[ exact phrase in "" • results by date ]

[ Google-powered • results by relevance ]


Subscribe to RSS feed

Add NWW headlines to your site (click here)

Sign up for daily updates

Keep Wind Watch online and independent!

Donate $10

Donate $5

Selected Documents

All Documents

Research Links


Press Releases


Publications & Products

Photos & Graphics


Allied Groups

News Watch Home

An ill wind  

Credit:  Ingrid Peritz, The Globe and Mail, 12 February 2011 ~~

Amid the cupids, another kind of lawn ornament is appearing outside homes in Saint-Valentin: protest signs.

Mayors, farmers and a number of residents in the rural municipalities between Montreal and the U.S. border are trying to stop the arrival of wind farms on their agricultural lands.

A five-mayor coalition is calling on the provincial government to halt two windfarm projects in the region, which they say will be a blight on Quebec’s agricultural landscape.
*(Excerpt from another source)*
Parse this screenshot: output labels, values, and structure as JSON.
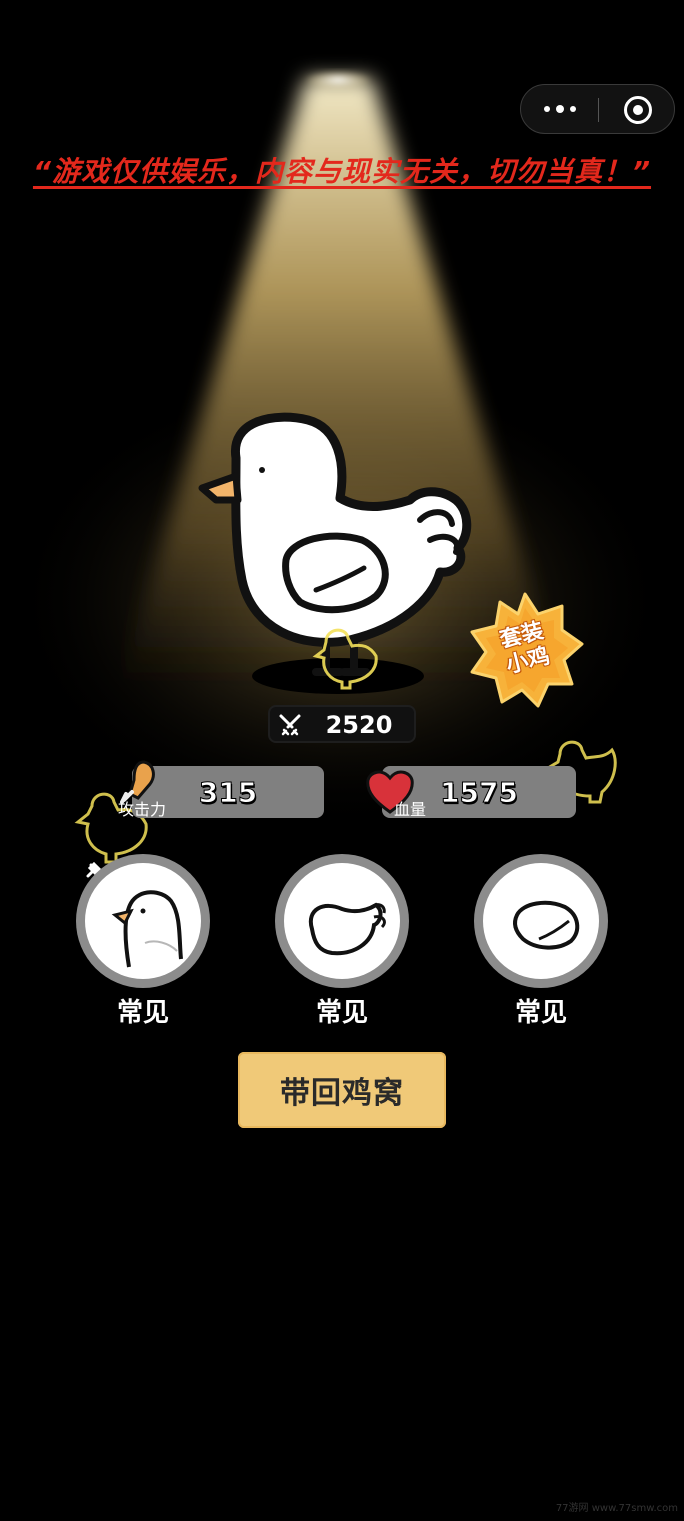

“This area is the garden of Quebec, some the best farmland in the province,” said Gérard Dutil, a mayor who heads a coalition trying to stop the wind farms. “This place will look like a cemetery. All we’ll see are turbines looming up 450 feet. The public is against this. They’re angry.”

Saint-Valentin has approved a $200-million project for 25 wind turbines; however, some of the massive windmills, as well as the transmission lines to carry their generated electricity, would spill into neighbouring municipalities.

Saint-Valentin Mayor Pierre Chamberland says he supports the wind-farm project in his town, which was approved in 2009 by his predecessor, but remains open to withdrawing support if new evidence of negative effects is presented.

Source:  Ingrid Peritz, The Globe and Mail, 12 February 2011

This article is the work of the source indicated. Any opinions expressed in it are not necessarily those of National Wind Watch.

The copyright of this article resides with the author or publisher indicated. As part of its noncommercial effort to present the environmental, social, scientific, and economic issues of large-scale wind power development to a global audience seeking such information, National Wind Watch endeavors to observe “fair use” as provided for in section 107 of U.S. Copyright Law and similar “fair dealing” provisions of the copyright laws of other nations. Send requests to excerpt, general inquiries, and comments via e-mail.

Wind Watch relies entirely
on User Funding
Donate $5 PayPal Donate


News Watch Home

Get the Facts Follow Wind Watch on Twitter

Wind Watch on Facebook


© National Wind Watch, Inc.
Use of copyrighted material adheres to Fair Use.
"Wind Watch" is a registered trademark.



Wind Watch on Facebook

Follow Wind Watch on Twitter

National Wind Watch